It’s fiddly. You need to loosen your stitch, extract your hook, and use it to pull the little piece of yarn through.
It’s then not totally secure. Unless you have a very tight stitch indeed, it is liable to come loose if you leave the work unattended for more than a few minutes, or have to move it around.
Conversely you use a longer piece of yarn to reduce the chance of it slipping out, you then end up potentially getting your current yarn caught on it as you work around.
As you can see, it’s hardly a surprise that I quickly went in search of some stitch markers that were designed to do the job.
The two I still use today are the locking and the split varieties.
Locking ‘Nappy Pin’ Crochet Stitch Markers
These are a bit of an old favourite of mine. I have never had one come undone when I didn’t want it to, so I feel safe in their use on any project, even when it’s reached ridiculously complicated heights.
They come in bright colours so not only are they easy to work with, but when they inevitably slip down the side of the sofa or get mixed in with the toddler toys, I can find them again!
The pointed end of the stitch markers is thin enough that they slide into even very tight stitches. I have in fact even been known to use them to unpick a knot on a couple of occasions!
There are unfortunately a few downsides to them as well though.
They are quite big. So if you are working with a 3mm hook or smaller making a tight stitched toy, they stick out of the piece in a way that is kind of annoying.
In addition to this, although the point is small, they widen down the attachment and this can stretch your stitch out if you aren’t careful. So when you finish a row you can remove the marker to replace it further up, and find an unsightly stretched bit of yarn in your otherwise meticulously finished row.
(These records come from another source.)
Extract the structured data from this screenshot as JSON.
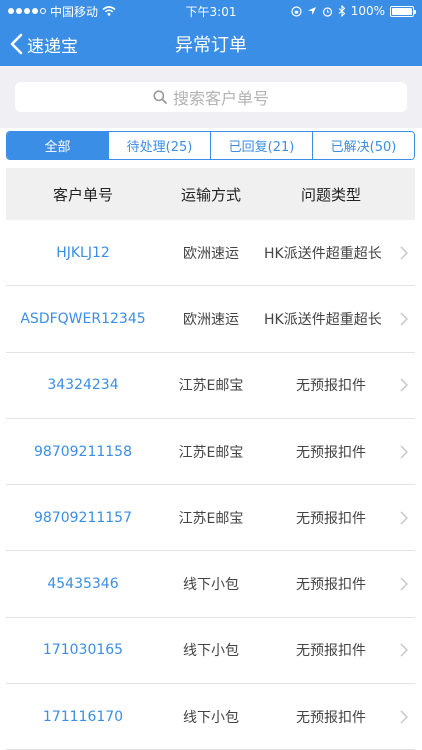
{
  "status_bar": {
    "carrier": "中国移动",
    "time": "下午3:01",
    "battery": "100%",
    "battery_level": 1.0
  },
  "nav": {
    "back_label": "速递宝",
    "title": "异常订单"
  },
  "search": {
    "placeholder": "搜索客户单号"
  },
  "tabs": [
    {
      "label": "全部",
      "active": true
    },
    {
      "label": "待处理(25)",
      "active": false
    },
    {
      "label": "已回复(21)",
      "active": false
    },
    {
      "label": "已解决(50)",
      "active": false
    }
  ],
  "table": {
    "headers": [
      "客户单号",
      "运输方式",
      "问题类型"
    ],
    "rows": [
      {
        "order": "HJKLJ12",
        "shipping": "欧洲速运",
        "issue": "HK派送件超重超长"
      },
      {
        "order": "ASDFQWER12345",
        "shipping": "欧洲速运",
        "issue": "HK派送件超重超长"
      },
      {
        "order": "34324234",
        "shipping": "江苏E邮宝",
        "issue": "无预报扣件"
      },
      {
        "order": "98709211158",
        "shipping": "江苏E邮宝",
        "issue": "无预报扣件"
      },
      {
        "order": "98709211157",
        "shipping": "江苏E邮宝",
        "issue": "无预报扣件"
      },
      {
        "order": "45435346",
        "shipping": "线下小包",
        "issue": "无预报扣件"
      },
      {
        "order": "171030165",
        "shipping": "线下小包",
        "issue": "无预报扣件"
      },
      {
        "order": "171116170",
        "shipping": "线下小包",
        "issue": "无预报扣件"
      }
    ]
  },
  "colors": {
    "accent": "#3a8ee6",
    "header_bg": "#f0f0f0",
    "search_bg": "#efeff4"
  },
  "icons": {
    "back": "chevron-left-icon",
    "search": "search-icon",
    "row_arrow": "chevron-right-icon",
    "wifi": "wifi-icon",
    "location": "location-icon",
    "alarm": "alarm-icon",
    "bluetooth": "bluetooth-icon",
    "lock": "rotation-lock-icon"
  }
}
Split Ring Crochet Stitch Markers
Split ring crochet stitch markers are my latest attempt at solving the stitch marking situation, and I must say I was a little disappointed.
They do solve the problem with stretching out stitches. The split ring is wide, but flat. So once it has slipped through the loop you can lie it at the side of the stitch without it becoming misshapen.
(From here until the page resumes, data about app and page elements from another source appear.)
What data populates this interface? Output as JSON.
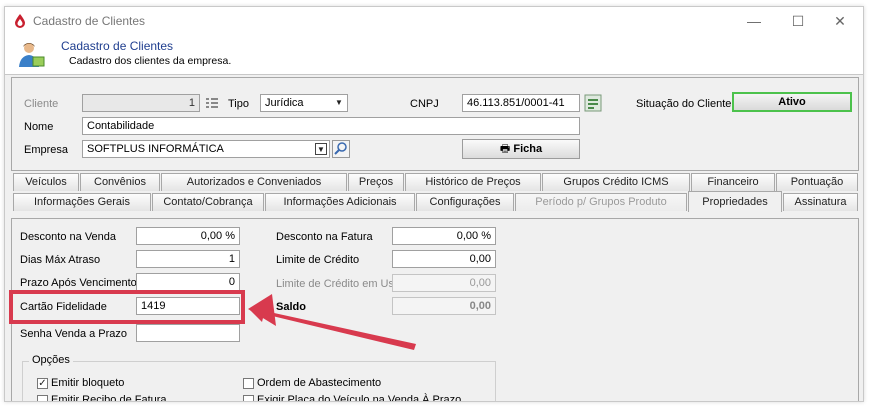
{
  "window": {
    "title": "Cadastro de Clientes",
    "minimize_glyph": "—",
    "maximize_glyph": "☐",
    "close_glyph": "✕"
  },
  "header": {
    "title": "Cadastro de Clientes",
    "subtitle": "Cadastro dos clientes da empresa."
  },
  "form": {
    "cliente_label": "Cliente",
    "cliente_value": "1",
    "tipo_label": "Tipo",
    "tipo_value": "Jurídica",
    "cnpj_label": "CNPJ",
    "cnpj_value": "46.113.851/0001-41",
    "situacao_label": "Situação do Cliente",
    "situacao_value": "Ativo",
    "nome_label": "Nome",
    "nome_value": "Contabilidade",
    "empresa_label": "Empresa",
    "empresa_value": "SOFTPLUS INFORMÁTICA",
    "ficha_label": "Ficha"
  },
  "tabs_row1": [
    "Veículos",
    "Convênios",
    "Autorizados e Conveniados",
    "Preços",
    "Histórico de Preços",
    "Grupos Crédito ICMS",
    "Financeiro",
    "Pontuação"
  ],
  "tabs_row2": [
    "Informações Gerais",
    "Contato/Cobrança",
    "Informações Adicionais",
    "Configurações",
    "Período p/ Grupos Produto",
    "Propriedades",
    "Assinatura"
  ],
  "properties": {
    "desconto_venda_label": "Desconto na Venda",
    "desconto_venda_value": "0,00 %",
    "dias_atraso_label": "Dias Máx Atraso",
    "dias_atraso_value": "1",
    "prazo_vencimento_label": "Prazo Após Vencimento",
    "prazo_vencimento_value": "0",
    "cartao_fidelidade_label": "Cartão Fidelidade",
    "cartao_fidelidade_value": "1419",
    "senha_venda_label": "Senha Venda a Prazo",
    "senha_venda_value": "",
    "desconto_fatura_label": "Desconto na Fatura",
    "desconto_fatura_value": "0,00 %",
    "limite_credito_label": "Limite de Crédito",
    "limite_credito_value": "0,00",
    "limite_uso_label": "Limite de Crédito em Uso",
    "limite_uso_value": "0,00",
    "saldo_label": "Saldo",
    "saldo_value": "0,00"
  },
  "opcoes": {
    "title": "Opções",
    "emitir_bloqueto": "Emitir bloqueto",
    "emitir_recibo": "Emitir Recibo de Fatura",
    "ordem_abastecimento": "Ordem de Abastecimento",
    "exigir_placa": "Exigir Placa do Veículo na Venda À Prazo",
    "check_glyph": "✓"
  },
  "colors": {
    "title_blue": "#1f3e8f",
    "annotation_red": "#d83a4e",
    "status_green": "#4cc24c"
  }
}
Unfortunately, the downsides are ones that I’m not sure I will bother to keep working against when I have other options.
Surprisingly, they fall out of the stitch. I did wonder whether I had a duff batch on my hands when first this happened, but I have had the same issue on several occasions now.
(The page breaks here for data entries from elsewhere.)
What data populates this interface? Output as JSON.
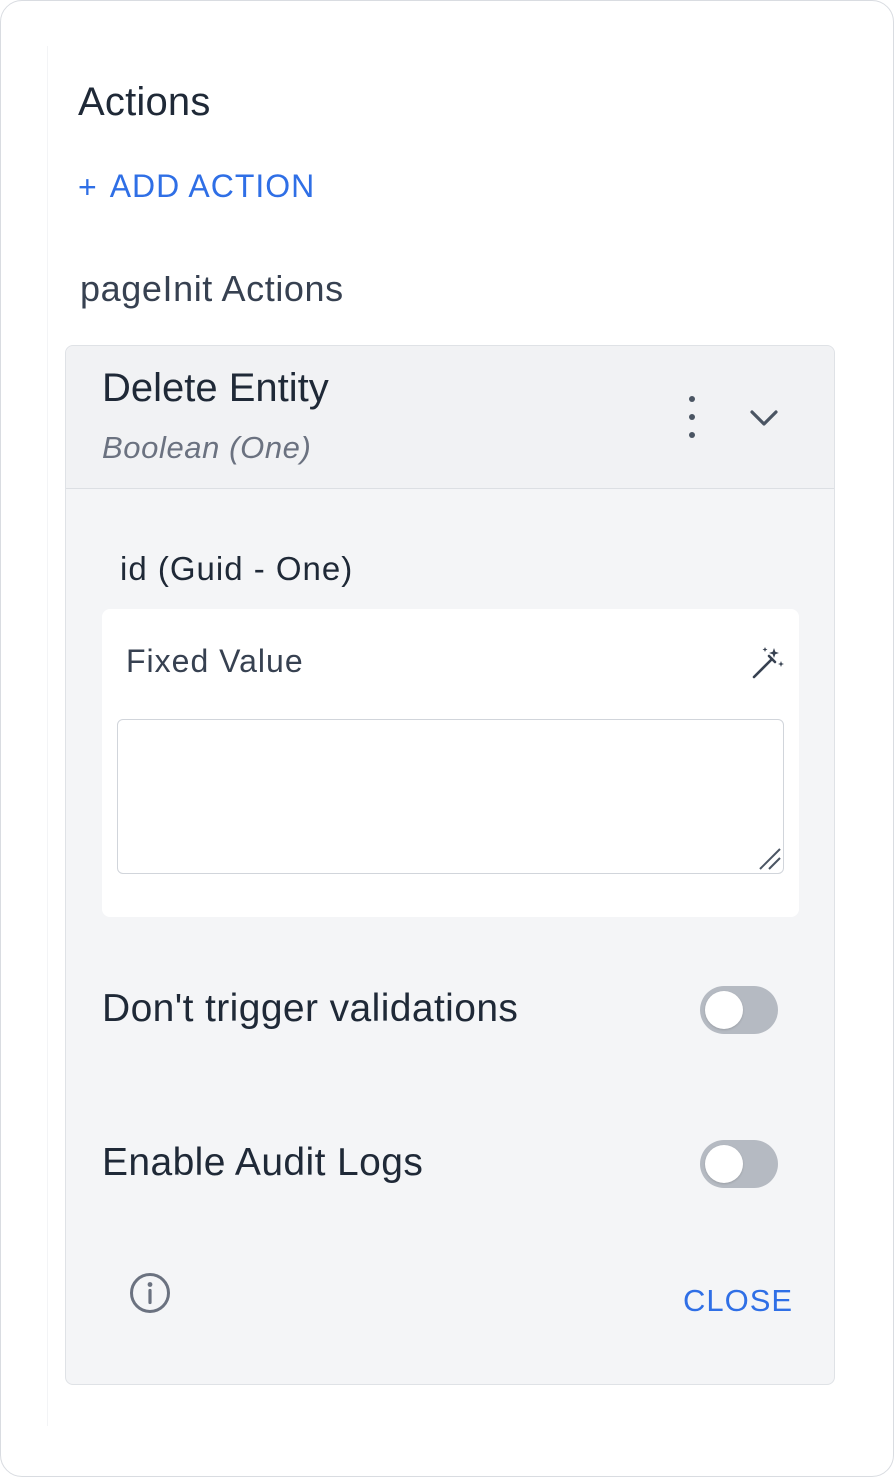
{
  "panel": {
    "title": "Actions",
    "add_action": {
      "plus": "+",
      "label": "ADD ACTION"
    },
    "group_title": "pageInit Actions"
  },
  "action_card": {
    "name": "Delete Entity",
    "type": "Boolean (One)",
    "icons": {
      "menu": "more-vertical-icon",
      "expand": "chevron-down-icon"
    },
    "parameter": {
      "label": "id (Guid - One)",
      "value_mode": "Fixed Value",
      "value": "",
      "mode_icon": "magic-wand-icon"
    },
    "toggles": [
      {
        "label": "Don't trigger validations",
        "on": false
      },
      {
        "label": "Enable Audit Logs",
        "on": false
      }
    ],
    "footer": {
      "info_icon": "info-icon",
      "close_label": "CLOSE"
    }
  },
  "colors": {
    "accent": "#2f6fe6",
    "card_bg": "#f4f5f7",
    "toggle_off": "#b5bac2"
  }
}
I also find that the open end of the marker gets caught when you have made your round of the circle. No the end of the world, but an irritation you don’t need when caught up in the repetition that crochet routinely involves.
How to Mark your Crochet Stitches
This is actually a tricky one.
If you are looking for a stitch marker, for a blanket or soft furnishing, go with the locking nappy pin style stitch marker. The smallest and brightest you can find. It might stretch out a stitch occasionally, but you can reduce the chances of this happening by not pushing them too far onto the bar, and using your fingers to keep the tension very tight as you put the next few stitches on your hook.
If you need the pristine look for a tight toy for example, then use the split ring stitch marker. Just be careful to watch for it slipping out – if it falls all the way out without you noticing, it’s so neat that you will have a job working out where to pop it back in…
There is no perfect stitch marker that I have found so far, but rest assured that when I do, you won’t be able to shut me up about it!
What do you use a stitch marker, if anything? Why not let us know in the comments box below!